Still, if they understood how the video may have been offensive, perhaps it would not have been produced initially. Even if it had been produced, it may not have been publicized once executives saw the finished product if they understood the likelihood that some may perceive it as offensive.
In a world where creativity reigns supreme, it is easy to see where firms with seemingly unlimited budgets look to celebrated stars (e.g. rappers) to promote their products and give them an edgier vibe, but they would be wise to oversee the project to maintain the integrity of the product.
Was the advertisement offensive? Yes. However, it was more confusing than offensive. I had no idea what it had to do with Mountain Dew; it seems it should have been offensive to PepsiCo instead of the viewing audience.
Tyler, The Creator’s audience more than likely was not offended because his audience undoubtedly knows his particular brand of style, humor, and outlook on life. If his music, lyrics, and videos portray violence against women, black men in jail, and goats, then how could PepsiCo or the public be surprised by the results of the video.
PepsiCo’s decision to pull the ad comes on the heels of other marketing campaigns acquiescing to the court of public opinion; McDonald’s recently took down posters reflecting depressed women, and Hyundai stopped ads lampooning suicide. Lest we forget further back when Ford had a snafu with an ad angering women’s groups where they showed women bound and gagged, or Jetta with the clever campaign where somebody spoke with a Jamaican accent; it angered some, but the Jamaican visitor’s bureau loved it. You cannot please everyone, apparently.
Last but not least (there are certainly plenty more), Taco Bell cancelled their clever ad about a box of tacos when a Twitter campaign started over vegetables, “Taco Bell has canceled their clever new advertisement showing a disappointed hostess receiving an uninspired tray of pre-cut veggies and placing it next to a box of Taco Bell tacos.
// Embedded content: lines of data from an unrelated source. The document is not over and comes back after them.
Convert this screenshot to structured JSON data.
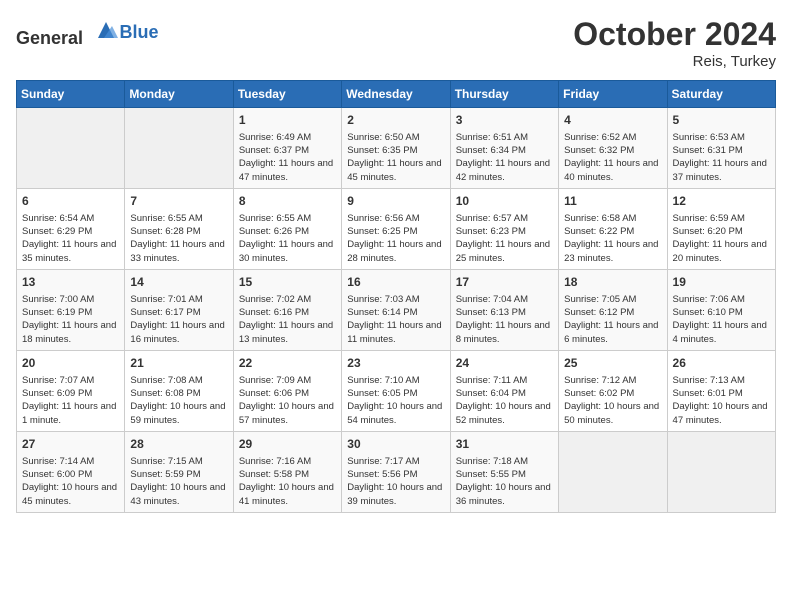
{
  "logo": {
    "general": "General",
    "blue": "Blue"
  },
  "header": {
    "month": "October 2024",
    "location": "Reis, Turkey"
  },
  "days_of_week": [
    "Sunday",
    "Monday",
    "Tuesday",
    "Wednesday",
    "Thursday",
    "Friday",
    "Saturday"
  ],
  "weeks": [
    [
      {
        "day": "",
        "info": ""
      },
      {
        "day": "",
        "info": ""
      },
      {
        "day": "1",
        "info": "Sunrise: 6:49 AM\nSunset: 6:37 PM\nDaylight: 11 hours and 47 minutes."
      },
      {
        "day": "2",
        "info": "Sunrise: 6:50 AM\nSunset: 6:35 PM\nDaylight: 11 hours and 45 minutes."
      },
      {
        "day": "3",
        "info": "Sunrise: 6:51 AM\nSunset: 6:34 PM\nDaylight: 11 hours and 42 minutes."
      },
      {
        "day": "4",
        "info": "Sunrise: 6:52 AM\nSunset: 6:32 PM\nDaylight: 11 hours and 40 minutes."
      },
      {
        "day": "5",
        "info": "Sunrise: 6:53 AM\nSunset: 6:31 PM\nDaylight: 11 hours and 37 minutes."
      }
    ],
    [
      {
        "day": "6",
        "info": "Sunrise: 6:54 AM\nSunset: 6:29 PM\nDaylight: 11 hours and 35 minutes."
      },
      {
        "day": "7",
        "info": "Sunrise: 6:55 AM\nSunset: 6:28 PM\nDaylight: 11 hours and 33 minutes."
      },
      {
        "day": "8",
        "info": "Sunrise: 6:55 AM\nSunset: 6:26 PM\nDaylight: 11 hours and 30 minutes."
      },
      {
        "day": "9",
        "info": "Sunrise: 6:56 AM\nSunset: 6:25 PM\nDaylight: 11 hours and 28 minutes."
      },
      {
        "day": "10",
        "info": "Sunrise: 6:57 AM\nSunset: 6:23 PM\nDaylight: 11 hours and 25 minutes."
      },
      {
        "day": "11",
        "info": "Sunrise: 6:58 AM\nSunset: 6:22 PM\nDaylight: 11 hours and 23 minutes."
      },
      {
        "day": "12",
        "info": "Sunrise: 6:59 AM\nSunset: 6:20 PM\nDaylight: 11 hours and 20 minutes."
      }
    ],
    [
      {
        "day": "13",
        "info": "Sunrise: 7:00 AM\nSunset: 6:19 PM\nDaylight: 11 hours and 18 minutes."
      },
      {
        "day": "14",
        "info": "Sunrise: 7:01 AM\nSunset: 6:17 PM\nDaylight: 11 hours and 16 minutes."
      },
      {
        "day": "15",
        "info": "Sunrise: 7:02 AM\nSunset: 6:16 PM\nDaylight: 11 hours and 13 minutes."
      },
      {
        "day": "16",
        "info": "Sunrise: 7:03 AM\nSunset: 6:14 PM\nDaylight: 11 hours and 11 minutes."
      },
      {
        "day": "17",
        "info": "Sunrise: 7:04 AM\nSunset: 6:13 PM\nDaylight: 11 hours and 8 minutes."
      },
      {
        "day": "18",
        "info": "Sunrise: 7:05 AM\nSunset: 6:12 PM\nDaylight: 11 hours and 6 minutes."
      },
      {
        "day": "19",
        "info": "Sunrise: 7:06 AM\nSunset: 6:10 PM\nDaylight: 11 hours and 4 minutes."
      }
    ],
    [
      {
        "day": "20",
        "info": "Sunrise: 7:07 AM\nSunset: 6:09 PM\nDaylight: 11 hours and 1 minute."
      },
      {
        "day": "21",
        "info": "Sunrise: 7:08 AM\nSunset: 6:08 PM\nDaylight: 10 hours and 59 minutes."
      },
      {
        "day": "22",
        "info": "Sunrise: 7:09 AM\nSunset: 6:06 PM\nDaylight: 10 hours and 57 minutes."
      },
      {
        "day": "23",
        "info": "Sunrise: 7:10 AM\nSunset: 6:05 PM\nDaylight: 10 hours and 54 minutes."
      },
      {
        "day": "24",
        "info": "Sunrise: 7:11 AM\nSunset: 6:04 PM\nDaylight: 10 hours and 52 minutes."
      },
      {
        "day": "25",
        "info": "Sunrise: 7:12 AM\nSunset: 6:02 PM\nDaylight: 10 hours and 50 minutes."
      },
      {
        "day": "26",
        "info": "Sunrise: 7:13 AM\nSunset: 6:01 PM\nDaylight: 10 hours and 47 minutes."
      }
    ],
    [
      {
        "day": "27",
        "info": "Sunrise: 7:14 AM\nSunset: 6:00 PM\nDaylight: 10 hours and 45 minutes."
      },
      {
        "day": "28",
        "info": "Sunrise: 7:15 AM\nSunset: 5:59 PM\nDaylight: 10 hours and 43 minutes."
      },
      {
        "day": "29",
        "info": "Sunrise: 7:16 AM\nSunset: 5:58 PM\nDaylight: 10 hours and 41 minutes."
      },
      {
        "day": "30",
        "info": "Sunrise: 7:17 AM\nSunset: 5:56 PM\nDaylight: 10 hours and 39 minutes."
      },
      {
        "day": "31",
        "info": "Sunrise: 7:18 AM\nSunset: 5:55 PM\nDaylight: 10 hours and 36 minutes."
      },
      {
        "day": "",
        "info": ""
      },
      {
        "day": "",
        "info": ""
      }
    ]
  ]
}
While the celery and carrots remain untouched, the tacos disappear; the voiceover in the ad opines, ‘Veggies on game day is like punting on fourth and one. It’s a copout and secretly, people hate you for it.’” (guardianlv.com)